I wake up in a world unequivocally worse than the world I knew yesterday. I feel the international stamp of shame that comes with my title as an American, and I weep.
I weep for the terrified refugees fleeing the atrocities of war and trying to make a better life for their families who will now be more at risk than ever under his red-faced rule.
I weep for the victims of rape and for the LGBTQ community, who will continue to see their injustices mirrored on a national stage.
I weep for my beloved land and all of the creatures that inhabit it. Who will champion the public land, the fish of the Animas river, and the Scaup in the Boreal forests in the face of the Bundys, unparalleled pollution, and the whiff of potential oil sources?

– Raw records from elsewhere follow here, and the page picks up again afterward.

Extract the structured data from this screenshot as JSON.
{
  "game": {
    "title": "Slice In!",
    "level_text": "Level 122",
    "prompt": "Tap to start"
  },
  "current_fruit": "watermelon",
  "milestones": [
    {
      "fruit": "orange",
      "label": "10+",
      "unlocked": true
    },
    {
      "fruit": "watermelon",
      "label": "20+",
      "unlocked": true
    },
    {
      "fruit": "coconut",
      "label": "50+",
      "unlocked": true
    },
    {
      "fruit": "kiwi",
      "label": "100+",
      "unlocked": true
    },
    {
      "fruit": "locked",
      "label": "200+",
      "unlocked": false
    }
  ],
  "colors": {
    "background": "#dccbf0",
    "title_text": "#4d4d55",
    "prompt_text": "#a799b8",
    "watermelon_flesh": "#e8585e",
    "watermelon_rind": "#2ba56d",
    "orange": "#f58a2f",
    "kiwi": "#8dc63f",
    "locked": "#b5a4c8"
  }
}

I weep for my fellow women, especially those who fought so hard for the right to vote, to decide what to do with our bodies, and those who thought they’d lived to see the day we broke that glass ceiling once and for all.
I weep for the Obamas, who put their heart and soul into changing this country for the better with more poise and grace than any family before them, and who will now have to watch as it crumbles away.
And still I ask, how can I help?
How can I help make my community a safer, more respectful place for people who don’t look quite the same as our Commander in Chief?
How can I help defy the odds and rise through the mist of misogyny into a respected career?
How can I help to bring pride back to a country which has, overnight, stunned the rest of the world into disbelief and surely delivered us to a new level of mockery?
How can I help but to feel disdain and disgust for my fellow Americans?
But no. I will not let myself stoop to the level of pessimism and hate against which we’ve been fighting this whole time. I will choose love and hope and I will stand with anyone who feels marginalized by this election. We must maintain our optimism and choose to come together as a nation. In the words of Nikki Giovanni,
“we will prevail, we will prevail, we will prevail.”